Phrygia was a state in the western part of Anatolia, and it reached its peak in the 8th century BCE before being conquered by the Cimmerians, after which it successively became part of several ancient empires, including those of Persia and Rome. It was the home of the legend of King Midas, who turned anything he touched into gold, and also of the famous Gordian Knot, which Alexander the Great is supposed to have cut to show he would conquer Asia. Phrygia survived in the Byzantine Empire until its fall to the Ottomans in the 15th century, after which the name was no longer used.

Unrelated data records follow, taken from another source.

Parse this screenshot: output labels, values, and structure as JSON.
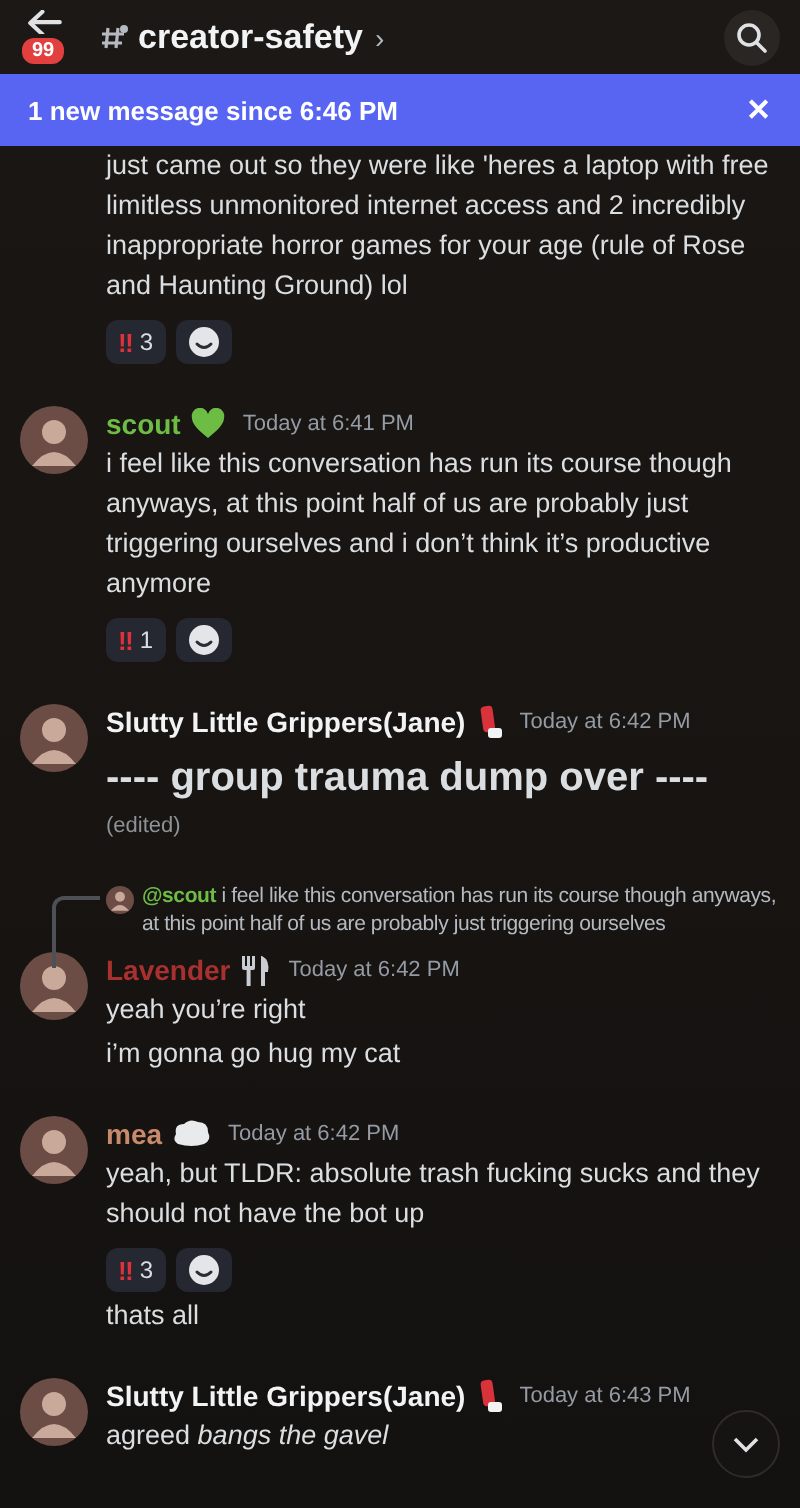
{
  "header": {
    "badge": "99",
    "channel": "creator-safety",
    "chevron": "›"
  },
  "banner": {
    "text": "1 new message since 6:46 PM",
    "close": "✕"
  },
  "messages": [
    {
      "kind": "continuation",
      "items": [
        {
          "kind": "text",
          "text": "just came out so they were like 'heres a laptop with free  limitless unmonitored internet access and 2 incredibly inappropriate horror games for your age (rule of Rose and Haunting Ground) lol",
          "reactions": [
            {
              "emoji": "‼",
              "count": "3"
            }
          ]
        }
      ]
    },
    {
      "kind": "group",
      "author": "scout",
      "color": "#6dbd45",
      "role_badge": {
        "kind": "heart"
      },
      "time": "Today at 6:41 PM",
      "items": [
        {
          "kind": "text",
          "text": "i feel like this conversation has run its course though anyways, at this point half of us are probably just triggering ourselves and i don’t think it’s productive anymore",
          "reactions": [
            {
              "emoji": "‼",
              "count": "1"
            }
          ]
        }
      ]
    },
    {
      "kind": "group",
      "author": "Slutty Little Grippers(Jane)",
      "color": "#f2f3f5",
      "role_badge": {
        "kind": "inhaler"
      },
      "time": "Today at 6:42 PM",
      "items": [
        {
          "kind": "heading",
          "text": "---- group trauma dump over ----",
          "edited": "(edited)"
        }
      ]
    },
    {
      "kind": "group",
      "author": "Lavender",
      "color": "#a8312f",
      "role_badge": {
        "kind": "utensils"
      },
      "time": "Today at 6:42 PM",
      "reply": {
        "mention": "@scout",
        "text": "i feel like this conversation has run its course though anyways, at this point half of us are probably just triggering ourselves"
      },
      "items": [
        {
          "kind": "text",
          "text": "yeah you’re right"
        },
        {
          "kind": "text",
          "text": "i’m gonna go hug my cat"
        }
      ]
    },
    {
      "kind": "group",
      "author": "mea",
      "color": "#c98a6c",
      "role_badge": {
        "kind": "cloud"
      },
      "time": "Today at 6:42 PM",
      "items": [
        {
          "kind": "text",
          "text": "yeah, but TLDR: absolute trash fucking sucks and they should not have the bot up",
          "reactions": [
            {
              "emoji": "‼",
              "count": "3"
            }
          ]
        },
        {
          "kind": "text",
          "text": "thats all"
        }
      ]
    },
    {
      "kind": "group",
      "author": "Slutty Little Grippers(Jane)",
      "color": "#f2f3f5",
      "role_badge": {
        "kind": "inhaler"
      },
      "time": "Today at 6:43 PM",
      "items": [
        {
          "kind": "text",
          "text": "agreed *bangs the gavel*"
        }
      ]
    }
  ]
}
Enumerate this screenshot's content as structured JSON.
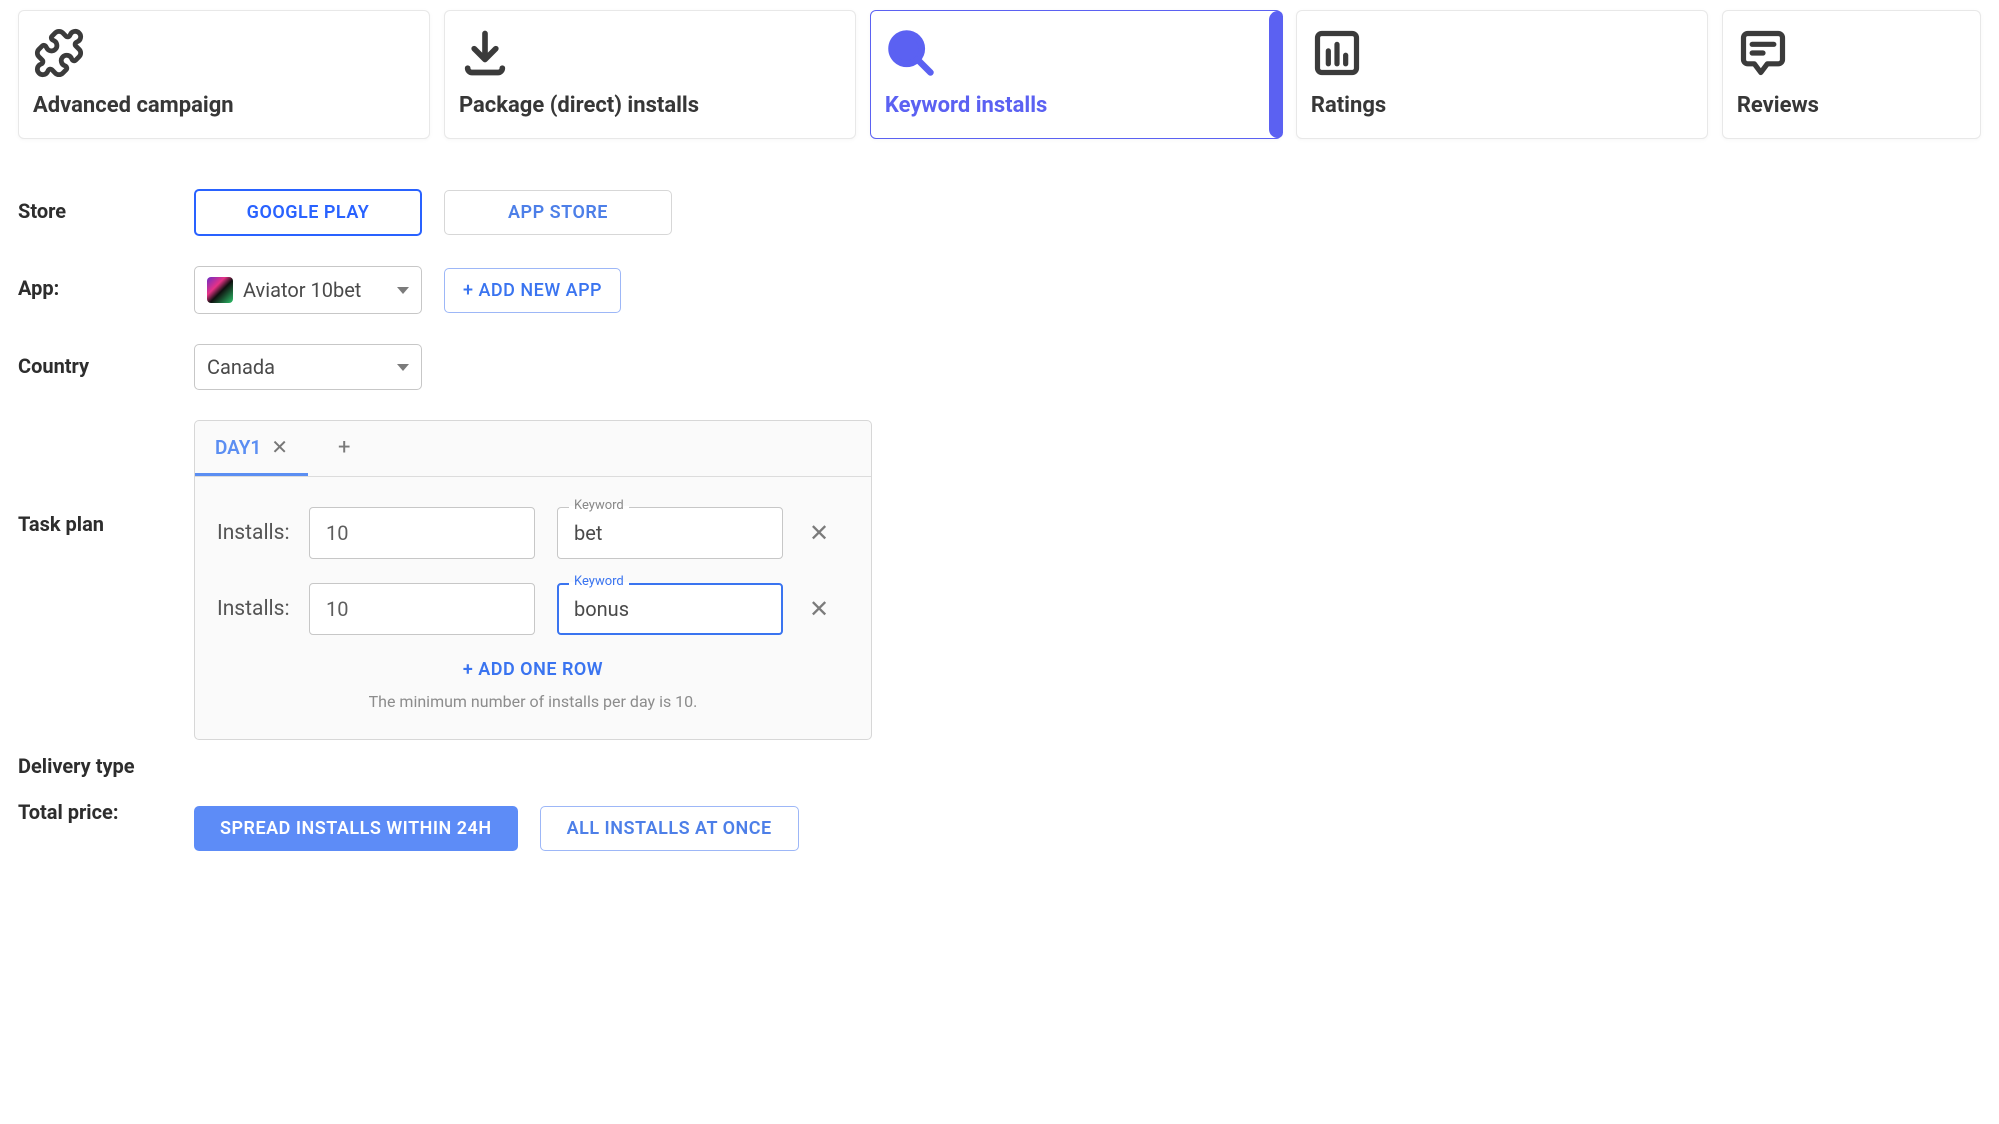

As always with these reviews, it is the pictures that tell much of the story, and from the ones of this set it is easy to see that the quality of production is pretty poor. The detail is not at all sharp or clear, and is often lacking entirely. In particular, the faces are very vague, and the hands often lack any suggestion of fingers, while many of them make no attempt to suggest they are grasping whatever they are supposed to be holding. As is common with this producer, the backs of the figures are much flatter than the front, so you will have to trust us when we say the above photos are of their better side! Some of the items that should be curved, such as limbs, have way too many corners on them. They also seem quite inconsistent, with more variation in height than you usually get in a set, and some objects like weapons are very poorly defined, to the point that we could not decide what the first figure in the second row holds (some sort of pick?). Most of them have a very thick line where the moulds meet, and as can be seen there is a fair amount of flash, while some like two of the poses in our bottom row have a mass of extra plastic between the legs (they wear long cloaks, but this does not justify so much extra plastic). For no apparent reason, the first man in the last row has no base. On the box photo he is propped up against something, and from his pose he is clearly not supposed to be lying down, either on his face or his back, yet he does not stand by himself.
Despite the poor detail, we can see that a variety of costumes are being worn here. Most seem to be long tunics with either leggings or trousers, and the headgear is equally varied; some may even be helmets, but some are clearly the famous Phrygian cap. The box gives no date for these men, but in any case evidence is scarce on their appearance, though we see nothing here that seems particularly inappropriate. The weapons include several styles of axe; one (last man in top row) is mounted on the world’s shortest handle. The others have spears, and there are three unarmed poses, but it is hard to say if any of this is correct, particularly given the crude way they have been rendered. Shields too are very varied, coming in many shapes including the traditional peltast crescent form, and again it is hard to say if any are wrong.
The poses are extremely static. No one is walking, let along running, and the only activity is that a few are waving their weapon in the air. You won’t be surprised to hear that the poses are also very flat, so several are holding their shield behind them for some reason, and not one weapon is actually pointing forward of the man. We have no clue what the three unarmed men are doing, so this is a really bland and uninspiring collection of poses with almost no life to them at all, and since every figure comes as a single piece there is no scope for improving them either.
The box claims it contains 24+ figures, and we found one extra copy of one of the poses, which may be random, so assume you will get two of each pose and you might find a surprise extra or two. However, to have got that far you must have purchased this set, and it is really hard to think why you would do so. The quality of the sculpting and the poses fail to recommend this set, and as general ancients there are much better alternatives elsewhere. There is nothing here that really inspires you to do anything with these models, though they do at least recognise yet another of the many smaller states in the ancient Mediterranean World.